Description of the task:
Report each line from the entries in which "heart" can be found.

[Entries taken from a collection]
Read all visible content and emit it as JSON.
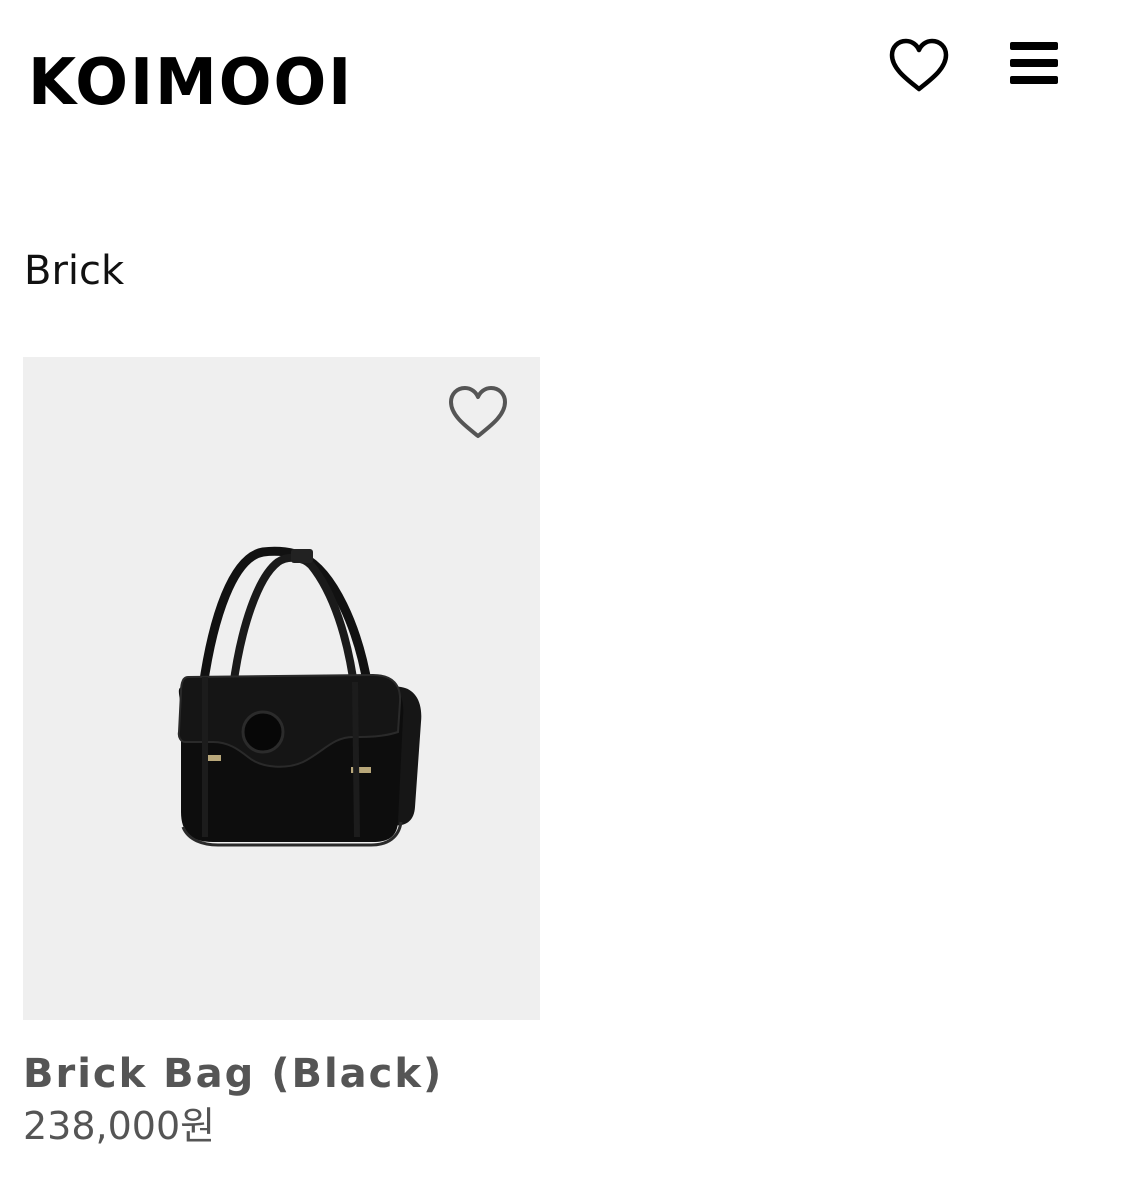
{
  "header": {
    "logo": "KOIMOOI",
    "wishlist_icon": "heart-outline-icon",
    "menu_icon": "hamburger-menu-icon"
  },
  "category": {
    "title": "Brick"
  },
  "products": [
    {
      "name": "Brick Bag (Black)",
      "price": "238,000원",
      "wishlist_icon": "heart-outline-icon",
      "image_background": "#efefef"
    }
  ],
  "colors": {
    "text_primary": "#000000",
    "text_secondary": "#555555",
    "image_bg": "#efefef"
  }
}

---

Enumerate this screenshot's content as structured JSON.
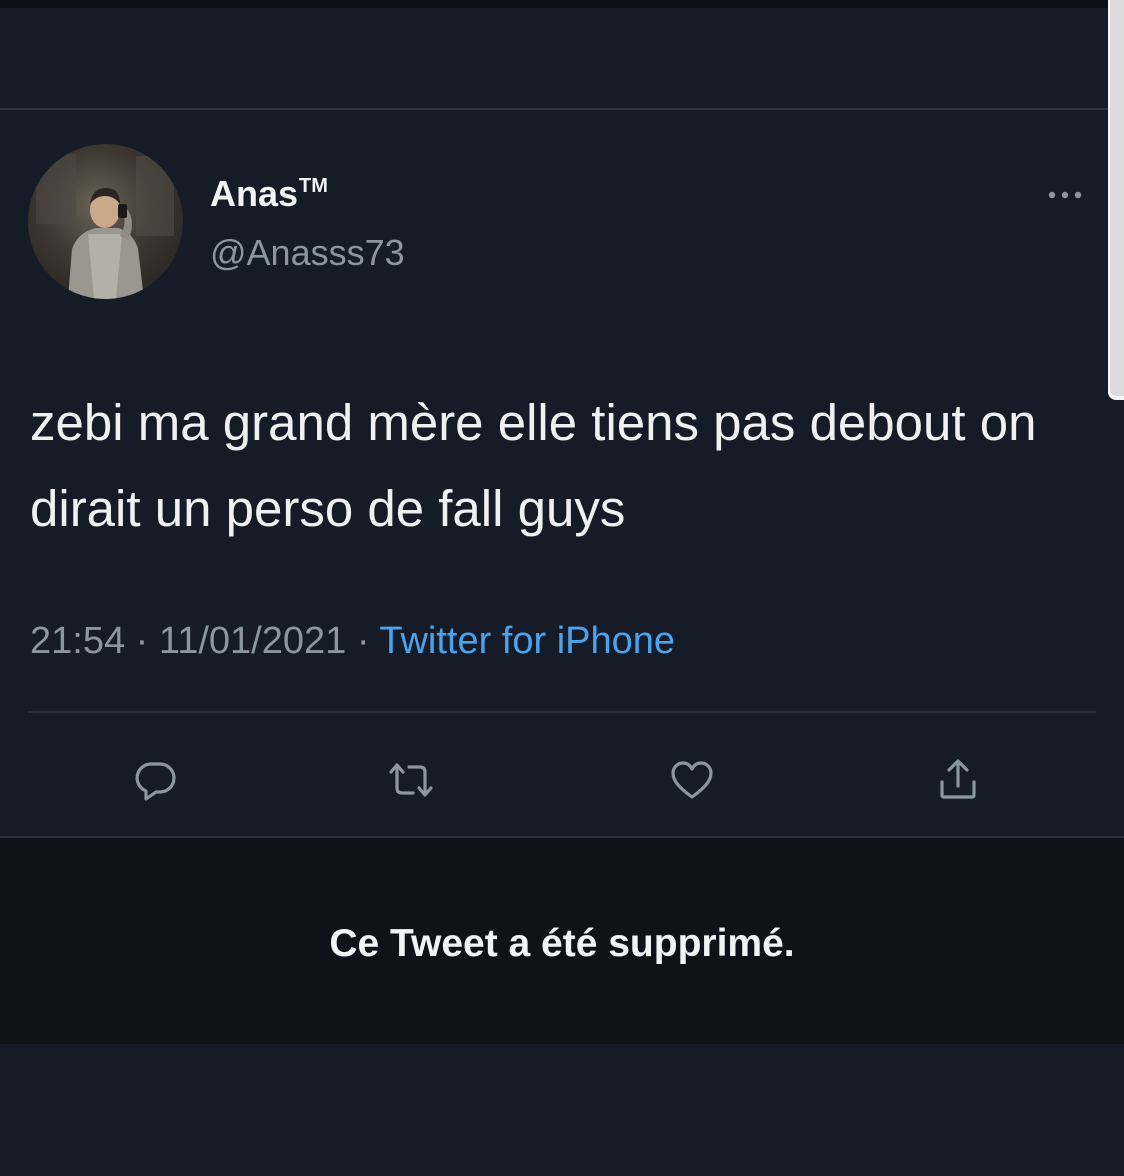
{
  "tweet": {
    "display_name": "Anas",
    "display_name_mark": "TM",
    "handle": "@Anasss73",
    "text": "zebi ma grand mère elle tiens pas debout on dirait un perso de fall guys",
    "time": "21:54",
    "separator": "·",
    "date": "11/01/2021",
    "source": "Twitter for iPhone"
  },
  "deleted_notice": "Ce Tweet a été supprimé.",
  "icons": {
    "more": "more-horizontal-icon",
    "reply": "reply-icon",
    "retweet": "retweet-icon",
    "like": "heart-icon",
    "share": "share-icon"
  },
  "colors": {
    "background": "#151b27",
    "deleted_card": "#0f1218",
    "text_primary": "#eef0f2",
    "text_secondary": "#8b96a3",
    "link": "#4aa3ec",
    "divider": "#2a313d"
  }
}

Answer box:
    "wishlist_icon": "heart-outline-icon",
      "wishlist_icon": "heart-outline-icon",
    "like": "heart-icon",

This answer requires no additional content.